_Work to complete_
Among the entries below, how many lines hold "this"? Reply with the number only.

_Available data_
********

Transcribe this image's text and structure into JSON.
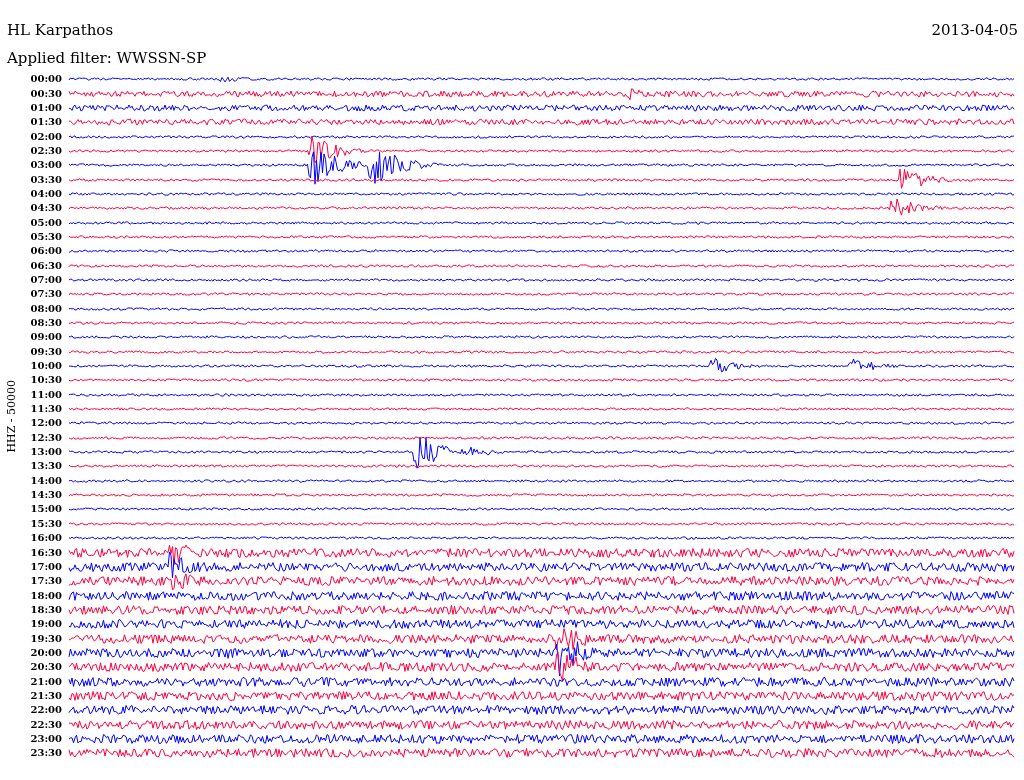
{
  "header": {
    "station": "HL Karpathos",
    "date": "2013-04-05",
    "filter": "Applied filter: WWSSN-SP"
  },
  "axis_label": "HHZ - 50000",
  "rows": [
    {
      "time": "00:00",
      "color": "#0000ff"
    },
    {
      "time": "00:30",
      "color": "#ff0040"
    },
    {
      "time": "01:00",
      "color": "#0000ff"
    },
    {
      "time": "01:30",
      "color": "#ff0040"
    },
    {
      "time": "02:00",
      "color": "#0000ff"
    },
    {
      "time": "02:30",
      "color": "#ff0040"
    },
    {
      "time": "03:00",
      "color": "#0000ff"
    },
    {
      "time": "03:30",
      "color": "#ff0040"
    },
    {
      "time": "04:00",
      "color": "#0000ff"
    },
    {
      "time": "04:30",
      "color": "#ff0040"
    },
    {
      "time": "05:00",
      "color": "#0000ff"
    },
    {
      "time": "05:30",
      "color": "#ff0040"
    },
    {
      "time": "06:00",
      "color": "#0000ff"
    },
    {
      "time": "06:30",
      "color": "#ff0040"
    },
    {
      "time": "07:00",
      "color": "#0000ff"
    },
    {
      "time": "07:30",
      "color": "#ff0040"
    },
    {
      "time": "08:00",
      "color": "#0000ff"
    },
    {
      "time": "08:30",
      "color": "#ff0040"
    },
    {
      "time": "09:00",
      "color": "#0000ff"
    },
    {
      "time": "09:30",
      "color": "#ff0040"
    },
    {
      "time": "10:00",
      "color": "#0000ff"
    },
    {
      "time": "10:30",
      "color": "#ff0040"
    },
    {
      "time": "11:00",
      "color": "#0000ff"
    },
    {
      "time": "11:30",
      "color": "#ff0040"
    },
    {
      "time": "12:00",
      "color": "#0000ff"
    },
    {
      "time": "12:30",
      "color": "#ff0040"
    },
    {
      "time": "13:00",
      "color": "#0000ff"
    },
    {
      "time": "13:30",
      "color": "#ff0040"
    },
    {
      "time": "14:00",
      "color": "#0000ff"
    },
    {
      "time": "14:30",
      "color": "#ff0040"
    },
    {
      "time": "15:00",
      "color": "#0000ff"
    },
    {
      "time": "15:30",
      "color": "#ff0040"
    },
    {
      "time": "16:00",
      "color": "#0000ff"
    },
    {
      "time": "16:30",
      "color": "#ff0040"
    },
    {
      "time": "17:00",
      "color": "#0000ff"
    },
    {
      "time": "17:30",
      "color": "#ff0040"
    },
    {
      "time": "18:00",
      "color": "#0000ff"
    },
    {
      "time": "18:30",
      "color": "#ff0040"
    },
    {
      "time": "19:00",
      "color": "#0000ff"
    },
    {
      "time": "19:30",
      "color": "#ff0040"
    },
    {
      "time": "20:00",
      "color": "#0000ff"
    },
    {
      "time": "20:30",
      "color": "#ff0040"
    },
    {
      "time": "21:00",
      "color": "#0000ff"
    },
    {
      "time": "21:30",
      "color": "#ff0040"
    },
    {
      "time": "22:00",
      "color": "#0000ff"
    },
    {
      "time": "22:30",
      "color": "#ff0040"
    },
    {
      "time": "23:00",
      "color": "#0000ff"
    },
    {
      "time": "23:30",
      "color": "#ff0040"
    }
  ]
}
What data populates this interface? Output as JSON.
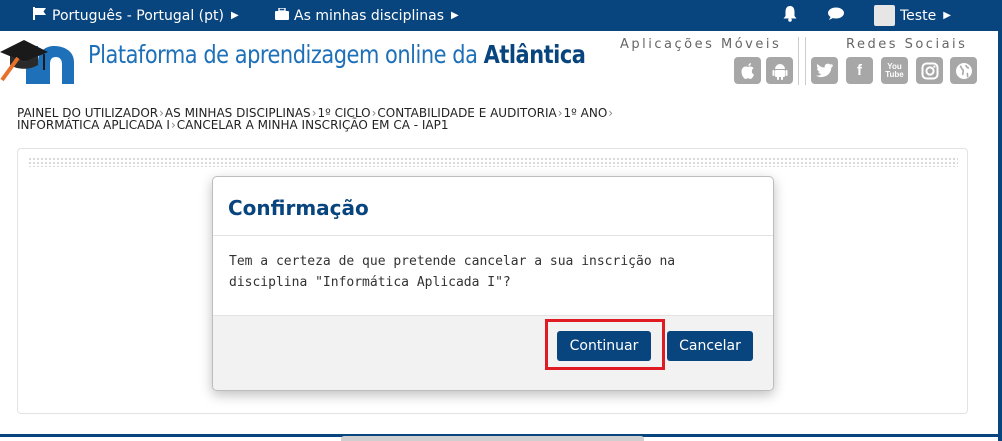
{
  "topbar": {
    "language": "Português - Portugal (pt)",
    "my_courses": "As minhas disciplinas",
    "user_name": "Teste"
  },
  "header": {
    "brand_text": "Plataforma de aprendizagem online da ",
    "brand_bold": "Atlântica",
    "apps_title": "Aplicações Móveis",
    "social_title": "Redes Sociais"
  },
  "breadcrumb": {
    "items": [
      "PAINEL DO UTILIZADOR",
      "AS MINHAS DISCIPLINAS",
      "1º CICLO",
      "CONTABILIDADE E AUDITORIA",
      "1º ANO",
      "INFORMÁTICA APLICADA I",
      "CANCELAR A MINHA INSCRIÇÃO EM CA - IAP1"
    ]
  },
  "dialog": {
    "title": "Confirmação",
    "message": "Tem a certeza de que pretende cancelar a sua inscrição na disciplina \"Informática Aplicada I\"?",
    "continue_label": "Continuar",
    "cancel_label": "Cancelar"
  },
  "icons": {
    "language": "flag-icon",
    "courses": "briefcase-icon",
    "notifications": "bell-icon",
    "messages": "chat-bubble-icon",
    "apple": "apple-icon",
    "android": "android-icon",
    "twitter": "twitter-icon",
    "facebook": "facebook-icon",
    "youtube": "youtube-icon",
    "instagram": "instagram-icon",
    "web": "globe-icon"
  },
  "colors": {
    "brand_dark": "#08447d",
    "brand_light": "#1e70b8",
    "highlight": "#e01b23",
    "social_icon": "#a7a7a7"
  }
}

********

_Response area_
2